- No. 3 Quinnipiac acrobatics and tumbling falls to No. 2 Oregon
- Rossman sets women’s ice hockey shutout record in Senior Day win
- Men’s basketball loses overtime heart-breaker to Fairfield
- Women’s ice hockey decimates RPI as Rossman ties program shutout record
- Women’s basketball defeats Iona in MAAC Championship rematch
- Student wins Global Student Entrepreneur Award
- Students volunteer to assist local residents with tax returns
- Students, faculty participate in silent vigil to support immigrants and refugees
- Slammed with snow
- Men’s ice hockey drops close contest to Clarkson
QU to consider restructuring UC requirements
In fall of 2015, QU freshmen will no longer be required to take part in the QU Seminar series.
Instead, they will take a First Year Seminar course (FYS 101), according to Paul LoCasto, associate psychology professor and the director of general education.
“Good universities constantly try to make sure that their students are learning what they need to live good lives and enjoy good careers,” LoCasto said in an email. “Just as the QU seminar series was our answer to questions raised about undergraduate education 10-plus years ago, it is now time to readjust the UC [university curriculum] again so that its utility in a student’s undergraduate curriculum becomes more evident, more prominent.”

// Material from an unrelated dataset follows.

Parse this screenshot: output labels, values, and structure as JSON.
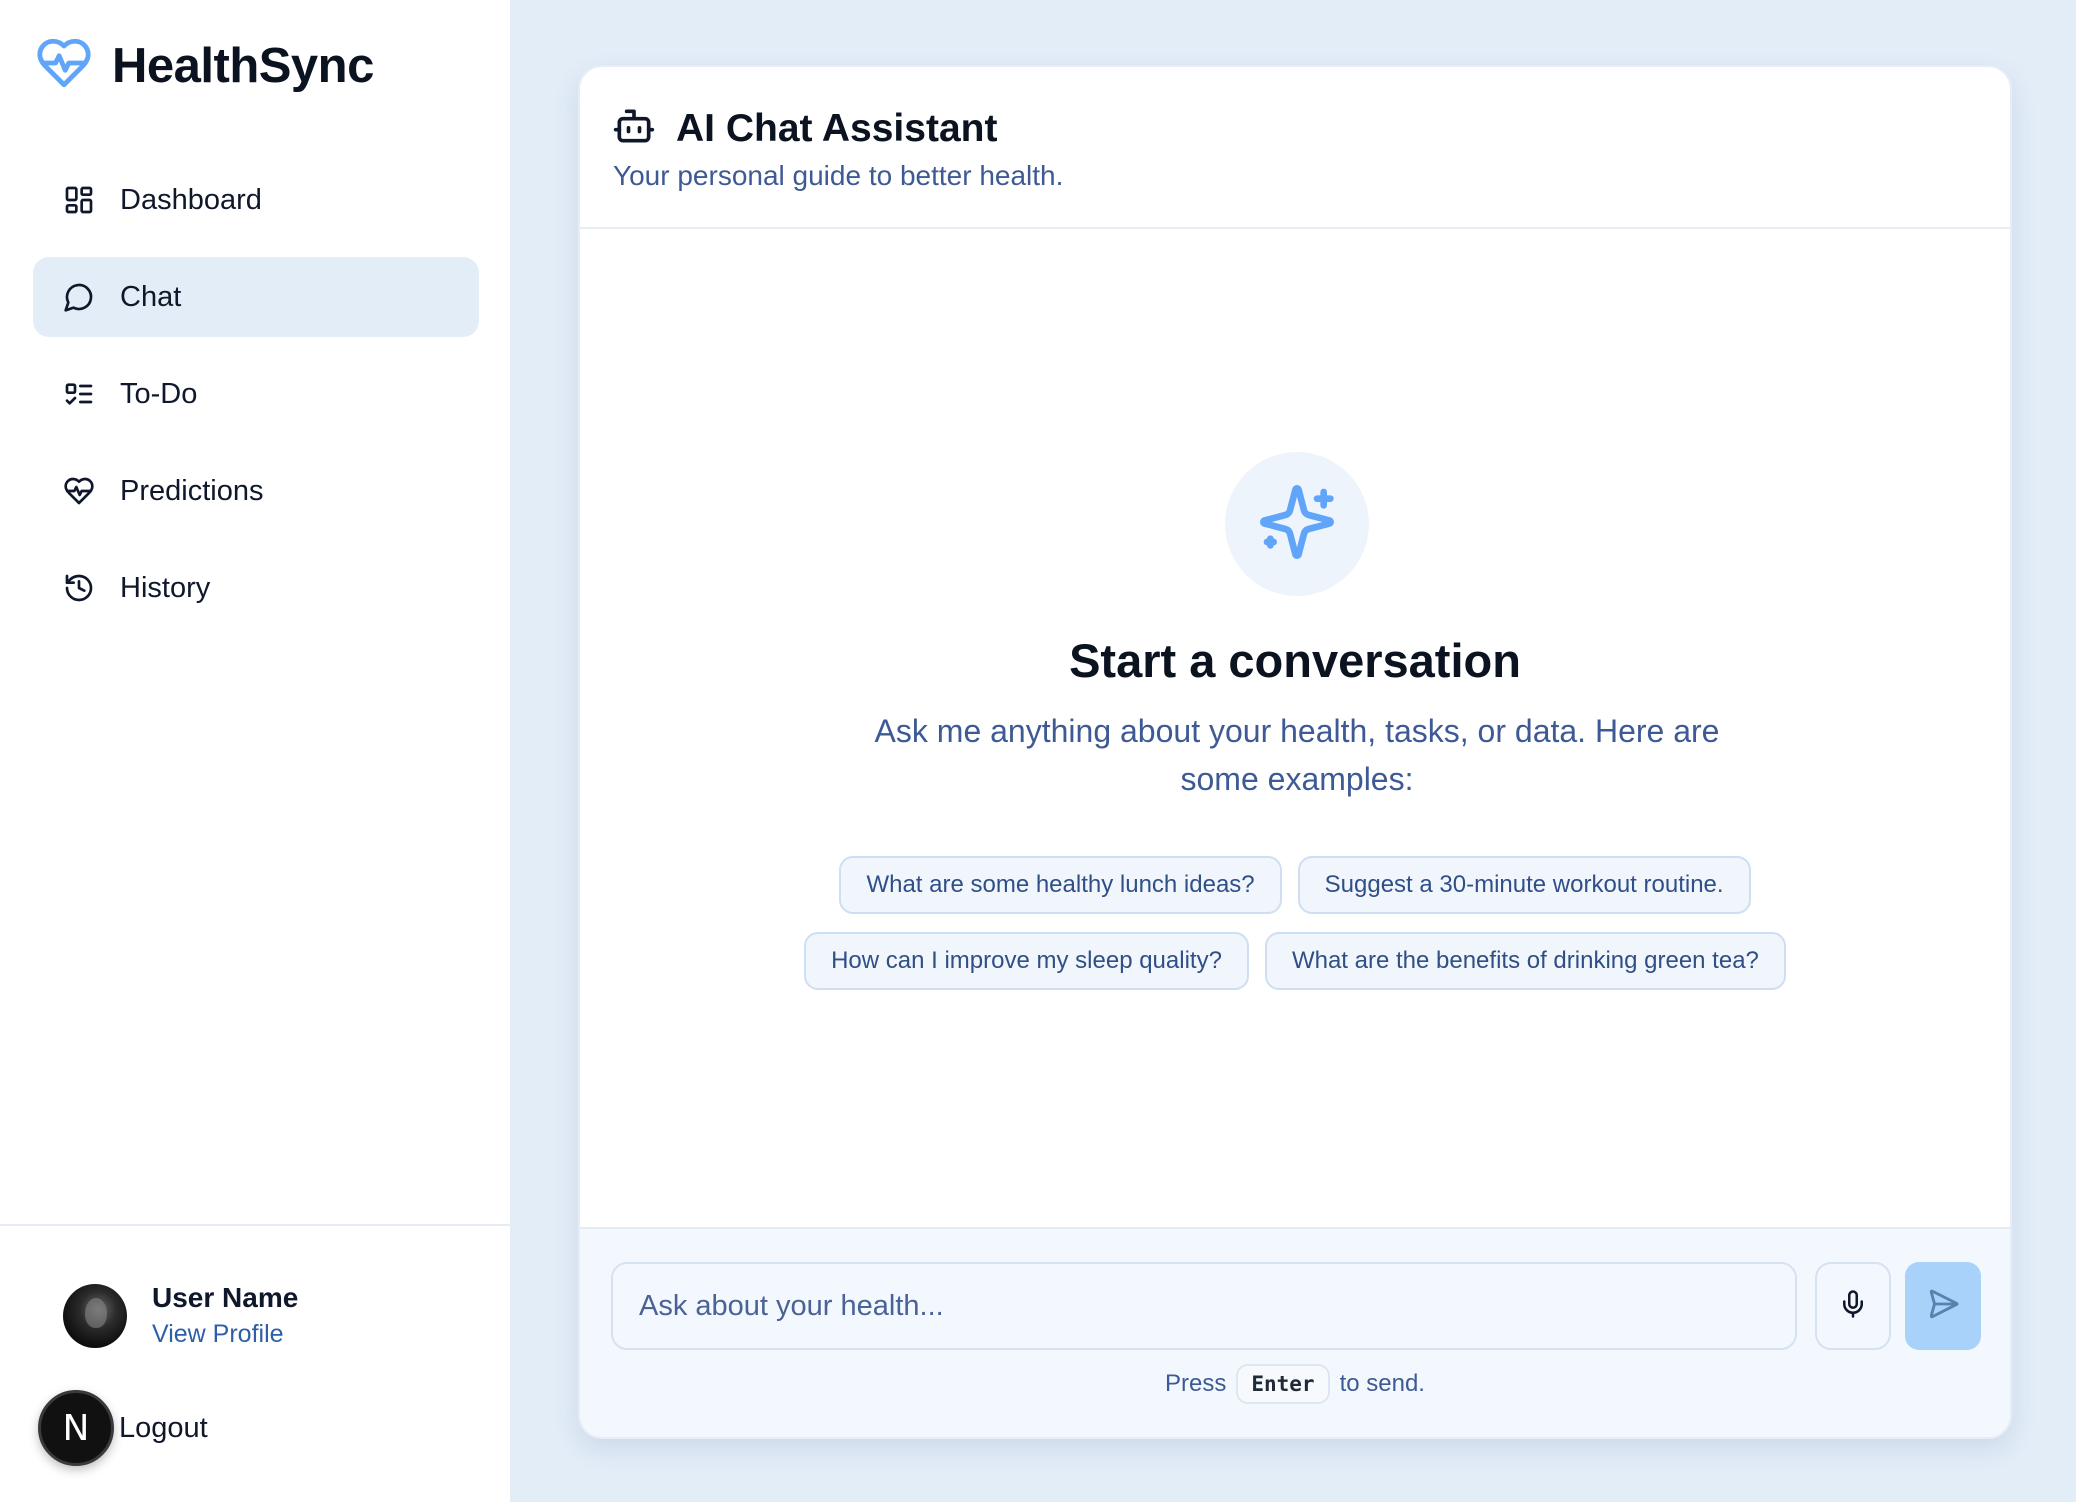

The University Education Committee, a group of Faculty Senate members that focuses on restructuring the university curriculum, submitted a new course proposal for FYS 101 on Feb. 9, 2015.
The proposal outlines the course design for FYS 101, including an overview of the course, how it adheres to the university’s UC Mission and Essential Learning Outcomes and how students will be assessed.
According to the proposal, the main goal of FYS 101 is to introduce students to “the concept of inquiry as a process that utilizes multiple and diverse perspectives to systematically examine questions or problems.”
Students will learn about inquiry through various readings and oral presentations and, with the help of an instructor, will begin to develop an inquiry-based question they wish to explore throughout the rest of their undergraduate education, according to the FYS 101 proposal.
“The key is that the guiding/enduring question will serve to help students integrate their general education into their overall Quinnipiac University experience,” the proposal reads.
Freshman Adam Frank said while he enjoyed his QU 101 course last semester, the proposed FYS 101 course sounds “interesting.”
“I mean I learned a lot from [QU 101],” Frank said. “I don’t know if it was my most important class pertaining to my major and stuff like that but I thought it was useful.”
He said that FYS 101 would be “a good alternative” for the current QU Seminars.
Both courses focus on reading and class discussion, but FYS 101 will also emphasize oral presentations and the creation of a digital portfolio, according to the proposal.
Major restructuring changes to the university curriculum are typically made every five to 10 years. The last UC change was made by the Faculty Senate in 2007.
“This move [to get rid of QU 101] was part of the larger reconsideration of the structure of our UC,” LoCasto said in an email. “It is our belief that the changes we are considering will help us improve the academic experience for all our undergraduate students.”
Sophomore Jenn Barry said she thought of her QU 101 course as more of a requirement than a learning academic experience.
“I feel like QU 101 is just like a thing you have to do as a freshman,” Barry said.
The University Education Committee is also looking to restructure the general education requirements for future students. But current students would not be affected by these changes.
As a health science major, Barry said she doesn’t see the need for the university to change the general education requirements.
“I’m pretty happy with [current requirements],” she said.
Though Barry and sophomore Jill Buhrig said they didn’t enjoy their QU 101 classes, both agreed they enjoyed the QU 201 and QU 301 courses they took.
“It’s more discussion-based,” Buhrig said of her 301 South Africa course. “It’s like a lot more of what we want to do instead of what the university tells us to do.”
Since the FYS 101 proposal is still undergoing changes, the effects on QU 301 abroad trips are currently unknown. The Faculty Senate is also currently deciding whether or not FYS 101 or similar courses will be continued throughout students’ undergraduate years.